This story's been interesting from a process standpoint, in the sense that almost all the key elements of it have been on the page from the first draft, but the order and emphasis of those points were what I had to toy with in revisions. Which secondary characters do I need to play up or play down? At what point should this character do X? It's been the kind of story that plays to my sense of experimentation and tinkering. Probably the biggest change has been the title. From fairly early on I was calling it "Parachutist," which was a title I like for its obliqueness and originality. But very near the end of my revising, I realized that that title reflected a facet of the story that had long been revised out and to keep it would only serve to confuse. Thus, I switched to "The Tourist." Not as bold, perhaps, as my earlier title, but it definitely reflects what the story is now about.
Funnily enough, in my Tumblr blog a long while back I posted the opening paragraph of this story and was all braggy about how good I thought it was. Turns out I've kept only a fraction of the language in that original intro and it's now buried somewhere on page 3. Just goes to show that you have to be willing to make sacrifices for the sake of your stories.
Anyway, the first sortie is now away! (Gotta love electronic submissions!) Now, for me, it's back to the freelancing. Stay tuned for responses.
I recently picked up a freelancing opportunity where I'll be writing introductory essays for literary anthologies. One of them is the Literature of Propaganda and the other is the Literature of Manifesto.

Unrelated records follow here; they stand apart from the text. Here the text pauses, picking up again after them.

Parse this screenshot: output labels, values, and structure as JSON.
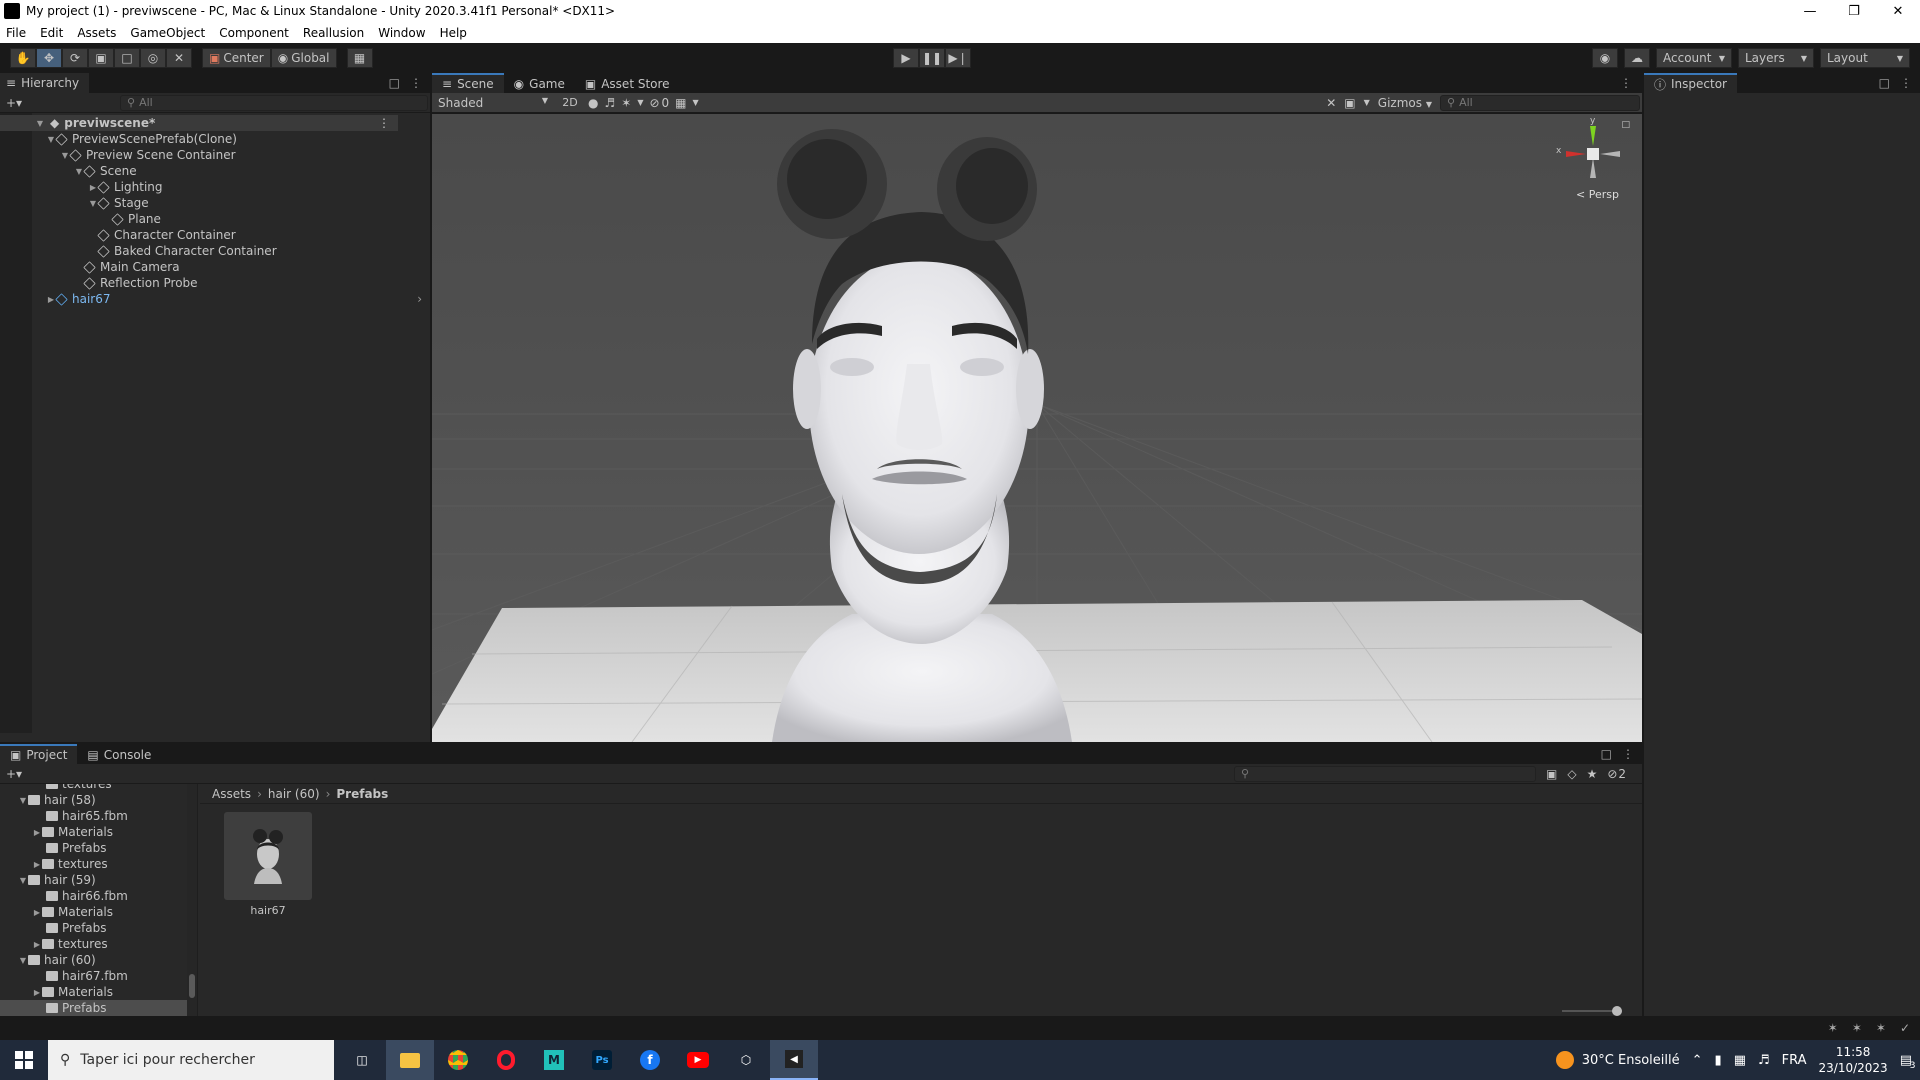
{
  "window": {
    "title": "My project (1) - previwscene - PC, Mac & Linux Standalone - Unity 2020.3.41f1 Personal* <DX11>"
  },
  "menu": [
    "File",
    "Edit",
    "Assets",
    "GameObject",
    "Component",
    "Reallusion",
    "Window",
    "Help"
  ],
  "toolbar": {
    "center_label": "Center",
    "global_label": "Global",
    "account_label": "Account",
    "layers_label": "Layers",
    "layout_label": "Layout"
  },
  "hierarchy": {
    "tab_label": "Hierarchy",
    "search_placeholder": "All",
    "items": [
      {
        "label": "previwscene*"
      },
      {
        "label": "PreviewScenePrefab(Clone)"
      },
      {
        "label": "Preview Scene Container"
      },
      {
        "label": "Scene"
      },
      {
        "label": "Lighting"
      },
      {
        "label": "Stage"
      },
      {
        "label": "Plane"
      },
      {
        "label": "Character Container"
      },
      {
        "label": "Baked Character Container"
      },
      {
        "label": "Main Camera"
      },
      {
        "label": "Reflection Probe"
      },
      {
        "label": "hair67"
      }
    ]
  },
  "scene": {
    "tabs": [
      {
        "label": "Scene"
      },
      {
        "label": "Game"
      },
      {
        "label": "Asset Store"
      }
    ],
    "shading": "Shaded",
    "mode_2d": "2D",
    "hidden_count": "0",
    "gizmos_label": "Gizmos",
    "search_placeholder": "All",
    "gizmo": {
      "y": "y",
      "x": "x",
      "persp": "< Persp"
    }
  },
  "inspector": {
    "tab_label": "Inspector"
  },
  "project": {
    "tabs": [
      {
        "label": "Project"
      },
      {
        "label": "Console"
      }
    ],
    "hidden_count": "2",
    "breadcrumb": [
      "Assets",
      "hair (60)",
      "Prefabs"
    ],
    "tree": [
      {
        "label": "textures"
      },
      {
        "label": "hair (58)"
      },
      {
        "label": "hair65.fbm"
      },
      {
        "label": "Materials"
      },
      {
        "label": "Prefabs"
      },
      {
        "label": "textures"
      },
      {
        "label": "hair (59)"
      },
      {
        "label": "hair66.fbm"
      },
      {
        "label": "Materials"
      },
      {
        "label": "Prefabs"
      },
      {
        "label": "textures"
      },
      {
        "label": "hair (60)"
      },
      {
        "label": "hair67.fbm"
      },
      {
        "label": "Materials"
      },
      {
        "label": "Prefabs"
      }
    ],
    "asset": {
      "label": "hair67"
    }
  },
  "taskbar": {
    "search_placeholder": "Taper ici pour rechercher",
    "weather": "30°C  Ensoleillé",
    "lang": "FRA",
    "time": "11:58",
    "date": "23/10/2023",
    "notif_count": "3"
  }
}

The essays themselves are heavily proscribed pieces, in which every paragraph has a specific thesis and strict word count. Writing them ends up being more of a puzzle-building exercise than any kind of creative process. But the challenge is fairly enjoyable so far.
Of course, the fiction has had to take a backseat because of this project. Which is turning out to be a bit of a sacrifice because I've got a new short story working its way through the pipeline and I'm itching to get it wrapped up. Fortunately, most of the big short story outlets seem to be closed to submissions until the fall, so I'm hoping to get the time to put the finishing touches on it this August and start sending it out in September.
I'm happy to report that my new audio-fiction story is live on the WordPlaySound website. You can now go there and listen to it through your web browser, or you can download it as a free podcast from the iTunes store. The story, My Beloved Monster, is an old one that I originally wrote back in graduate school. Over the years, I'd open it up, take a look at it and tinker for a bit. It wasn't until this past winter that I felt like I finally got it to a semi-finished state. Then, when Ryan Singleton, the editor of WordPlaySound, contacted me about recording a story, I figured this would be a good candidate. The results… well, you can listen to them now.
I just got word that the audio short story I recorded for WordPlaySound has been accepted for publication next month. Actually, I'm not sure if publication is the proper term for a recording… Maybe I should say my audio short story drops next month. Anyway, the upshot is that people will be subjected my superfluously enunciated podcast diction and my nascent audio mixing skills. Should make for an interesting listen.
This is a repository for all my semi-filtered thoughts on... blah, blah, blah.